> _What the task requires_
Look below and pull out each line with the word "knob".

[Data about app and page elements]
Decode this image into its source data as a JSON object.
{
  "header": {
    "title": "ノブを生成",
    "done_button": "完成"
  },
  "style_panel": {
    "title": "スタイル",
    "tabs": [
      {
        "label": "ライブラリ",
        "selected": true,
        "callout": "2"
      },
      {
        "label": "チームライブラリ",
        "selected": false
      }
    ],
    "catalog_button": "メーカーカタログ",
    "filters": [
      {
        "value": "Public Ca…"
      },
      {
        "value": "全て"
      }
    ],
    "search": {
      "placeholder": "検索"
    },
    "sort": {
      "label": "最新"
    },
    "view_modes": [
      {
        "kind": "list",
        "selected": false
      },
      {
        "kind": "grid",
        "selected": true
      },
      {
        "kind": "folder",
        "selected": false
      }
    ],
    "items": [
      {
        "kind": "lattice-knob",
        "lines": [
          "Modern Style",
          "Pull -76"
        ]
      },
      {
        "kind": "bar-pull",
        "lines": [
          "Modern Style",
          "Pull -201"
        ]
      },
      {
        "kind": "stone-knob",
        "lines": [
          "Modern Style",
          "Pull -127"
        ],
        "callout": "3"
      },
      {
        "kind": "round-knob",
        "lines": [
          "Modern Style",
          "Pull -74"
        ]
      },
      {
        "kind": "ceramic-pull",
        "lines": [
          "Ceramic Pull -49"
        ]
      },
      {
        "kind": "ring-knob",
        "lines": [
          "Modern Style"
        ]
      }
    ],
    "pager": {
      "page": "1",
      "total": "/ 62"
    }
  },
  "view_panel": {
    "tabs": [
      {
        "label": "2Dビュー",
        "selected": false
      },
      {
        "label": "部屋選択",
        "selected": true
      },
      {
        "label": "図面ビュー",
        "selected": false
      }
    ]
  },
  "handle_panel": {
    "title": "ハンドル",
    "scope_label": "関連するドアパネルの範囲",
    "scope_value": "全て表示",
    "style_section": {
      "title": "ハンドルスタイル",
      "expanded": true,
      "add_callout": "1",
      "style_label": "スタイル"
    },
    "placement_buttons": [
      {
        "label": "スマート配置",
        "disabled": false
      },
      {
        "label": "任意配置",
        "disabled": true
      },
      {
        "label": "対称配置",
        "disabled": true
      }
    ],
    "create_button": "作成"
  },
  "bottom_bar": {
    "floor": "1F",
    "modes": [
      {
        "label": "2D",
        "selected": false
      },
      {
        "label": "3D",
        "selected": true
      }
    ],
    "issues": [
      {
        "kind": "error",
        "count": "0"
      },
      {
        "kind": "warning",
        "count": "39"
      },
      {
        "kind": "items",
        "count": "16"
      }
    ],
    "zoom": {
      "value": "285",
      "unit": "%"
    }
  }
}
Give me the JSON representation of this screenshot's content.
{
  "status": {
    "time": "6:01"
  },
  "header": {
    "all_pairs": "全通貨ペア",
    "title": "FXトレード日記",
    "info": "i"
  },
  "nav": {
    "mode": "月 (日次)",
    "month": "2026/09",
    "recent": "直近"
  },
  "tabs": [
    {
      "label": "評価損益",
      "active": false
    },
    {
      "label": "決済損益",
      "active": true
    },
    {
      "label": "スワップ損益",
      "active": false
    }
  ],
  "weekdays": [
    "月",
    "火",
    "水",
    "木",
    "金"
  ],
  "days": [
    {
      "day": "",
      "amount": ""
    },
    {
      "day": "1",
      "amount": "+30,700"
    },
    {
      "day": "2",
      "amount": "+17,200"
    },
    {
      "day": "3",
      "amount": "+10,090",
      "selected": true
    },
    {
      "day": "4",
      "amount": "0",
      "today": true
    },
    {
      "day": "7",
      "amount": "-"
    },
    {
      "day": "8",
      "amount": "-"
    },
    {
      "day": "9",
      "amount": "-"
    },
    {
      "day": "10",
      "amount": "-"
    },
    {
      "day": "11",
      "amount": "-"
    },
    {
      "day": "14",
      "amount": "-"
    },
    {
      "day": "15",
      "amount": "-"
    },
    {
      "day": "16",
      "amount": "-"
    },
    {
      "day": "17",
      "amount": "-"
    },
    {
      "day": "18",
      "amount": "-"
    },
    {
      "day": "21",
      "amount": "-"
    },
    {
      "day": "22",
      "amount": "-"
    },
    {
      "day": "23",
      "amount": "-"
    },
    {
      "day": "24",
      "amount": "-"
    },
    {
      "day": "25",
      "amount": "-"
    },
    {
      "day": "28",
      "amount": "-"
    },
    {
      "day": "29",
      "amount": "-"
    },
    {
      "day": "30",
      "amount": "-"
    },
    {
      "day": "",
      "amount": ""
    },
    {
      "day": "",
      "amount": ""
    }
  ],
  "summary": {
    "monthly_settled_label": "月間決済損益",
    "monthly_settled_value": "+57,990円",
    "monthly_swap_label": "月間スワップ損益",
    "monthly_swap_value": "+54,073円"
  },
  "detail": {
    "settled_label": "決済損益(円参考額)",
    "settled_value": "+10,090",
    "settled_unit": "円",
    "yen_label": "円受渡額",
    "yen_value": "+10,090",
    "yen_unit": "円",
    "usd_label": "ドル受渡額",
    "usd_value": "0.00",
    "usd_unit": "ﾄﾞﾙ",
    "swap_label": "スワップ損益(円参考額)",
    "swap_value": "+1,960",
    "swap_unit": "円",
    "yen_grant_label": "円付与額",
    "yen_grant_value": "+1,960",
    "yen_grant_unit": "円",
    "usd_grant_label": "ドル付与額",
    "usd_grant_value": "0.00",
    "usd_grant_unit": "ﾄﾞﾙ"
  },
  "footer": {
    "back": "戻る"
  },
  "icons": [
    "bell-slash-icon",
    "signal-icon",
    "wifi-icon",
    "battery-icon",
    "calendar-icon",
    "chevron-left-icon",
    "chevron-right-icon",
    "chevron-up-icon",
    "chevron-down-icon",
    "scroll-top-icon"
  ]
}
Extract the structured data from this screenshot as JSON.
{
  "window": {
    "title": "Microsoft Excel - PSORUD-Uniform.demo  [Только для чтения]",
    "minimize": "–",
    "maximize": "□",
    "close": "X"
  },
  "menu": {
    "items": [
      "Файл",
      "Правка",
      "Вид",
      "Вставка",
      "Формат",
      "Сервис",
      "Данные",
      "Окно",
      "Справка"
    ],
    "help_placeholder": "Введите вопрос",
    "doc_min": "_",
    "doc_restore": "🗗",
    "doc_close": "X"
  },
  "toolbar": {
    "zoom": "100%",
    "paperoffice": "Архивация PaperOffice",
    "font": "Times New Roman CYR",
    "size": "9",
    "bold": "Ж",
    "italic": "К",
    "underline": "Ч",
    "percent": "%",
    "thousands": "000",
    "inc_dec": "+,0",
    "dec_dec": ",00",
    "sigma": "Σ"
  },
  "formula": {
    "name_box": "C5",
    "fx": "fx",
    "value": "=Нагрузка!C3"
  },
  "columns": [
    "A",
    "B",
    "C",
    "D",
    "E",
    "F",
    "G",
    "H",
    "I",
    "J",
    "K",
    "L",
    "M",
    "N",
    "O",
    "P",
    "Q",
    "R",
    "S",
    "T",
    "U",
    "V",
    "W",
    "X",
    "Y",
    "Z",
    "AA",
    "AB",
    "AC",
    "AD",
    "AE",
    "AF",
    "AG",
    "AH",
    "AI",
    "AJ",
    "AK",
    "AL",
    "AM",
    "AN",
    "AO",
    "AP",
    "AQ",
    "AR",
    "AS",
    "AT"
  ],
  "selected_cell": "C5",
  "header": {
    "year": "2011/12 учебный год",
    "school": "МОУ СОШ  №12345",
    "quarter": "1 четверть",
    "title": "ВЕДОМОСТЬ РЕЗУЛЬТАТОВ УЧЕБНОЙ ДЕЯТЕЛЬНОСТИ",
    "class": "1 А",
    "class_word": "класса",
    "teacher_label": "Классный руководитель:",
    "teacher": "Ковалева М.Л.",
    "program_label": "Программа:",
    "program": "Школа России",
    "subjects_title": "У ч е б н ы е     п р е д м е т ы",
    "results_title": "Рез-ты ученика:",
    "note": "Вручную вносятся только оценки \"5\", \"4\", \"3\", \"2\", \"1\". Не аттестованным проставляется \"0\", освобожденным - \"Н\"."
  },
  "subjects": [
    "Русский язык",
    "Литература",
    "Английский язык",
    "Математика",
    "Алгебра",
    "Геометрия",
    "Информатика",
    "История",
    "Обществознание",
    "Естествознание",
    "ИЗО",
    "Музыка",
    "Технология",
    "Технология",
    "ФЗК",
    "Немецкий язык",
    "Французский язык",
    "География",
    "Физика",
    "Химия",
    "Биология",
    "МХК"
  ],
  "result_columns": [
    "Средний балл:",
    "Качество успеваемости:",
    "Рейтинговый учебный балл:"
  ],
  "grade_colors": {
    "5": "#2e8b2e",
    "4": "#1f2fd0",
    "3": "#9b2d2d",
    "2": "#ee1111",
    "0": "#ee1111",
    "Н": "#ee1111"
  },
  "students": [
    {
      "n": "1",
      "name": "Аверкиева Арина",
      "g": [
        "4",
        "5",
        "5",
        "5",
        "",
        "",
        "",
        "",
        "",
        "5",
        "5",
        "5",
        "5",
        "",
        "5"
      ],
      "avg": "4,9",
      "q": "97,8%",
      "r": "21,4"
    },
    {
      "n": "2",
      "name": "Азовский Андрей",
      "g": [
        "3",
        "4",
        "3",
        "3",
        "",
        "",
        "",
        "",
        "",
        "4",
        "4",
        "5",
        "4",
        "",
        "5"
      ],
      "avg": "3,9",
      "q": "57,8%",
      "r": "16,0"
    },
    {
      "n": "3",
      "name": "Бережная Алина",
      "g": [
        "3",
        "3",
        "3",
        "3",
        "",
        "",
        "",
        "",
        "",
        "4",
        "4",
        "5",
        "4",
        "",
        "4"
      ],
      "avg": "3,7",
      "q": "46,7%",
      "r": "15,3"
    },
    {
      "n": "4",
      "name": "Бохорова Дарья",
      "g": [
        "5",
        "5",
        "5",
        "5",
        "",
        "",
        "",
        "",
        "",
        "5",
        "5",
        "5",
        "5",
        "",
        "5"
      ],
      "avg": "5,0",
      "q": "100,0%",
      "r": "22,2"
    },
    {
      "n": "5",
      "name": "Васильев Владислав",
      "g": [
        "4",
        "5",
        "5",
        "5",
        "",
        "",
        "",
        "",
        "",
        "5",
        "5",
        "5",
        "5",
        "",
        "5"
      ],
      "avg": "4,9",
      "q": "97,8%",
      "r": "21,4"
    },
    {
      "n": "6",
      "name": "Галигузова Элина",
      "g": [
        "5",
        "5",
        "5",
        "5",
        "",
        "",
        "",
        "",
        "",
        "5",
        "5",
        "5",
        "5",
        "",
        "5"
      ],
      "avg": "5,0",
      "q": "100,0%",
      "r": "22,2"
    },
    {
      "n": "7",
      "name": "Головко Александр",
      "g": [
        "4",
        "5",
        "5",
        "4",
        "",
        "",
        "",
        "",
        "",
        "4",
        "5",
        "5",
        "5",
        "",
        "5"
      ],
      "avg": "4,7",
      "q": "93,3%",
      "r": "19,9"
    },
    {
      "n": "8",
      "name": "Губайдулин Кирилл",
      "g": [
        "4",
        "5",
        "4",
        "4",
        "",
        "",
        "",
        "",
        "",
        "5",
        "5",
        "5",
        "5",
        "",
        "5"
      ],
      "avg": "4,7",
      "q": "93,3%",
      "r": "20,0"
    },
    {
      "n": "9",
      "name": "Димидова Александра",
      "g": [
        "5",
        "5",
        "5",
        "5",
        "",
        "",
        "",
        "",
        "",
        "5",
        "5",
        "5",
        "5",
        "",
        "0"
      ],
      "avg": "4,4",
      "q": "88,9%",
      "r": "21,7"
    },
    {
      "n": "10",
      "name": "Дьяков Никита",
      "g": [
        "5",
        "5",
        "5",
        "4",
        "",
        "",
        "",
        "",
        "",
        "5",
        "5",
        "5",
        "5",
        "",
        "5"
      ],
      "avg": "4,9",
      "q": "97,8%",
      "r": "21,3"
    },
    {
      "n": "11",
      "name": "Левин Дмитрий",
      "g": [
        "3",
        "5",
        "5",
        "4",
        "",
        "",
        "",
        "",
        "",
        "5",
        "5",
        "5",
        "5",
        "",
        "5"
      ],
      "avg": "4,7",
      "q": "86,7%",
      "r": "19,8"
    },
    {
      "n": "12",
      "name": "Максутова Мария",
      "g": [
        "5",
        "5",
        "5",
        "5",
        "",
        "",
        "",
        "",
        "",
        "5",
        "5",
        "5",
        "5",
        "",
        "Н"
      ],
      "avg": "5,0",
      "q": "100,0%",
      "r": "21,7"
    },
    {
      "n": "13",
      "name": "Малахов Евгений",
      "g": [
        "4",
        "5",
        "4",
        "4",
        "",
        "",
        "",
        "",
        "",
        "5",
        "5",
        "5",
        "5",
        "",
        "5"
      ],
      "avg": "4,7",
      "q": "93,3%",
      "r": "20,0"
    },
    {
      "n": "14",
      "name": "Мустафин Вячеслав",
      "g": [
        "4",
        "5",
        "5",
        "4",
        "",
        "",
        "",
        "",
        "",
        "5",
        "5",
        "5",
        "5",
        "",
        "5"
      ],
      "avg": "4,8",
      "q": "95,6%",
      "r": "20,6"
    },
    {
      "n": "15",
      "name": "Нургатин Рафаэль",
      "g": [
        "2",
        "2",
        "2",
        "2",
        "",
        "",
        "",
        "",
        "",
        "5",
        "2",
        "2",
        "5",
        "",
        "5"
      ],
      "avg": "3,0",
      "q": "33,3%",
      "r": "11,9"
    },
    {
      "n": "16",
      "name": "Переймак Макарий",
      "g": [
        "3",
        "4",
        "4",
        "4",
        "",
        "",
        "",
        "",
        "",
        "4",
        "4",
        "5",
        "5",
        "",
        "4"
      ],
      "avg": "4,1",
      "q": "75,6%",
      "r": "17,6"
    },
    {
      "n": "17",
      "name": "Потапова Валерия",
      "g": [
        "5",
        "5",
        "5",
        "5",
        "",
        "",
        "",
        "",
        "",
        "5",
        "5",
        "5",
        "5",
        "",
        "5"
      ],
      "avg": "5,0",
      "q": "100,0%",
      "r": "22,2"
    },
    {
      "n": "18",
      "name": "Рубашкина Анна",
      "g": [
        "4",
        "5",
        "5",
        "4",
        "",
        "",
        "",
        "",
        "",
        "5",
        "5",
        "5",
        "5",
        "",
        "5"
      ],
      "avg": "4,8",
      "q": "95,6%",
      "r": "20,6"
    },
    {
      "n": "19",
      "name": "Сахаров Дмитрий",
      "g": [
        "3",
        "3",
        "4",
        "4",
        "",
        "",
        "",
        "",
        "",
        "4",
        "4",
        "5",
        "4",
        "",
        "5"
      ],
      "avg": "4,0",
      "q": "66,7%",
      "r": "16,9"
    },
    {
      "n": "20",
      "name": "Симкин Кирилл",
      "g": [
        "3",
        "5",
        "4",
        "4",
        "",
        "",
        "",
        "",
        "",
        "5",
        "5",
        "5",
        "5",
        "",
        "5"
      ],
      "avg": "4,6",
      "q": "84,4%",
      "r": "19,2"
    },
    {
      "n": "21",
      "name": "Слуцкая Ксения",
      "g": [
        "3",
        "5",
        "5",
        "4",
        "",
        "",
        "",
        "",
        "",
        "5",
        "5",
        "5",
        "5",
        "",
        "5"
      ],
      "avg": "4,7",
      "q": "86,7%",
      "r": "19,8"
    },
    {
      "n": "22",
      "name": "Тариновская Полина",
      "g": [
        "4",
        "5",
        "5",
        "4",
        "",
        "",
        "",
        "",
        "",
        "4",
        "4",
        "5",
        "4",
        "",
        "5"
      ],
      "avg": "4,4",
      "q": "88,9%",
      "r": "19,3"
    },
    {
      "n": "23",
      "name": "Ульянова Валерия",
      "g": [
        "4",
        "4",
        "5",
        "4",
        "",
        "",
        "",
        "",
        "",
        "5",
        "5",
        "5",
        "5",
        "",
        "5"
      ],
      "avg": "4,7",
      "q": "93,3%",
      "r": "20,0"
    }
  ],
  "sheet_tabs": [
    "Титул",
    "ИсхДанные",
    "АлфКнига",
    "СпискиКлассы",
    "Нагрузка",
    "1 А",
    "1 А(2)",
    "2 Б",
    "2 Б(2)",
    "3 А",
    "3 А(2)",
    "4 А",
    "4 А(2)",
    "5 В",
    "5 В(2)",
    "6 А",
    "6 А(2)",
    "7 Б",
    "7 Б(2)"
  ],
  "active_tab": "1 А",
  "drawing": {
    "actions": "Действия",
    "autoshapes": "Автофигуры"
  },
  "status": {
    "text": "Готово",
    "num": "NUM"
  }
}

> _Task output_
        "kind": "lattice-knob",
        "kind": "stone-knob",
        "kind": "round-knob",
        "kind": "ring-knob",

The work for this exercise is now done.